▶ _Description of the task_: Your task is to copy every line below that contains the word "Sportart".

Website and app data records:
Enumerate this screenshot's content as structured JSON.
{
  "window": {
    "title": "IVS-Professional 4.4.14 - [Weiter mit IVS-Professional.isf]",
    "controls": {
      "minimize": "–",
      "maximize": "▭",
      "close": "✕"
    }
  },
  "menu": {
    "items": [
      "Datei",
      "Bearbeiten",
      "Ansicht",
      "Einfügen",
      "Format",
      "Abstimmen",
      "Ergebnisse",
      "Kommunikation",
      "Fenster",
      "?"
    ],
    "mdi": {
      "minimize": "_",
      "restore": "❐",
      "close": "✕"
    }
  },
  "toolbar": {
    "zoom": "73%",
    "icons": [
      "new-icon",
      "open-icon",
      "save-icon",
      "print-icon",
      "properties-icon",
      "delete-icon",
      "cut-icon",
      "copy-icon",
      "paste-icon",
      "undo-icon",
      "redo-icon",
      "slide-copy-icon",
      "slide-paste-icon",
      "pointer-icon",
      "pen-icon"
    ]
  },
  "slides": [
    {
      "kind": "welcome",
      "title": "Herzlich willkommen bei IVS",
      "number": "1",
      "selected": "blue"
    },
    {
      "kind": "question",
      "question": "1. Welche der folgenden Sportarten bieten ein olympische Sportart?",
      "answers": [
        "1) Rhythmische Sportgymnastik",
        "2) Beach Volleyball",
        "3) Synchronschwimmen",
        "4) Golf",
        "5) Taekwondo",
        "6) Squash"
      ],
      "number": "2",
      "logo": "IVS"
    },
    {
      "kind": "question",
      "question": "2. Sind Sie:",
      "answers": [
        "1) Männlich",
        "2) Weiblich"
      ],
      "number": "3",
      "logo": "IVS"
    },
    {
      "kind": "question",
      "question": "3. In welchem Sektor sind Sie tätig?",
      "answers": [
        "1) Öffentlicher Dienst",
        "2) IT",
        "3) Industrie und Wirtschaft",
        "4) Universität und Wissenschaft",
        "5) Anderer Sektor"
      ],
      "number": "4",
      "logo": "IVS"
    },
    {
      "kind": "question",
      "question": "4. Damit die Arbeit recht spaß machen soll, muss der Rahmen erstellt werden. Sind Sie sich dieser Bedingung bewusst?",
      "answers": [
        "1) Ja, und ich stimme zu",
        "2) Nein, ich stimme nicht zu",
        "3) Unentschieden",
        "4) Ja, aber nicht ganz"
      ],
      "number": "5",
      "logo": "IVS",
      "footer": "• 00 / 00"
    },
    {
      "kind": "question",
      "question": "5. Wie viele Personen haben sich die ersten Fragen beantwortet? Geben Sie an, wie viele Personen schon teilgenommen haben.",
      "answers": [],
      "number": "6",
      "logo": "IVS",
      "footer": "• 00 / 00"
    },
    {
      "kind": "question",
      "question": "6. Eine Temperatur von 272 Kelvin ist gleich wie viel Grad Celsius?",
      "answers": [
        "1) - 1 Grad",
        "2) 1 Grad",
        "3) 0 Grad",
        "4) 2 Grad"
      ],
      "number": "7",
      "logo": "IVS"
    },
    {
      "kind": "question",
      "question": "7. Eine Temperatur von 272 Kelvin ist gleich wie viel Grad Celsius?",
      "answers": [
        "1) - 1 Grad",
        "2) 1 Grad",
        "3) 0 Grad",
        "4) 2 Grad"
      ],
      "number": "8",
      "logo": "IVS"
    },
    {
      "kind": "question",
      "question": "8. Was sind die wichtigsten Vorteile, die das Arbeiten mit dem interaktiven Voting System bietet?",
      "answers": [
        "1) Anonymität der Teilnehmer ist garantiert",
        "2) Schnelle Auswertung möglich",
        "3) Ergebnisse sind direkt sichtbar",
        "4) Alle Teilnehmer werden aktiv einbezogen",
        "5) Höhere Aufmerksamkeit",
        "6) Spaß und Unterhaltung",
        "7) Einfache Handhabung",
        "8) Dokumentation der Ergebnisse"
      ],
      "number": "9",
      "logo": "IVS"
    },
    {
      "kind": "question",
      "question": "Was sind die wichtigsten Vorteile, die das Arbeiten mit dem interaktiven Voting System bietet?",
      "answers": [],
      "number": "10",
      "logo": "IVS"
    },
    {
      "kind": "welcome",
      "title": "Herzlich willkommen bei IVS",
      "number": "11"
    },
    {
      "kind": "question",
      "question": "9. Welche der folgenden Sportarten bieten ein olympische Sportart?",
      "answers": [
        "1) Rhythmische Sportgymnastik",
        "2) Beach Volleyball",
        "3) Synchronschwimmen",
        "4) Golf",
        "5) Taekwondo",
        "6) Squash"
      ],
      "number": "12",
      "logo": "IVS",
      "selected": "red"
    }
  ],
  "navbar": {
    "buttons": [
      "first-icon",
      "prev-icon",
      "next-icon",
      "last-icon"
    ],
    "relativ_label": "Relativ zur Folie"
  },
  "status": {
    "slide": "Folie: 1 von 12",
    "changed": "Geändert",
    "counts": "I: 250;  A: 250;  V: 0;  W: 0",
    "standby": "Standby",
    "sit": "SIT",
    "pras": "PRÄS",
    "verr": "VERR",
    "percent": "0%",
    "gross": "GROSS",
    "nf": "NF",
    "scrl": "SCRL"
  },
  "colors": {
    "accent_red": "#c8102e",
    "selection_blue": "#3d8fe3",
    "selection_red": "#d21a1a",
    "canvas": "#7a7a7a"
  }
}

▶ _Response_:
      "question": "1. Welche der folgenden Sportarten bieten ein olympische Sportart?",
      "question": "9. Welche der folgenden Sportarten bieten ein olympische Sportart?",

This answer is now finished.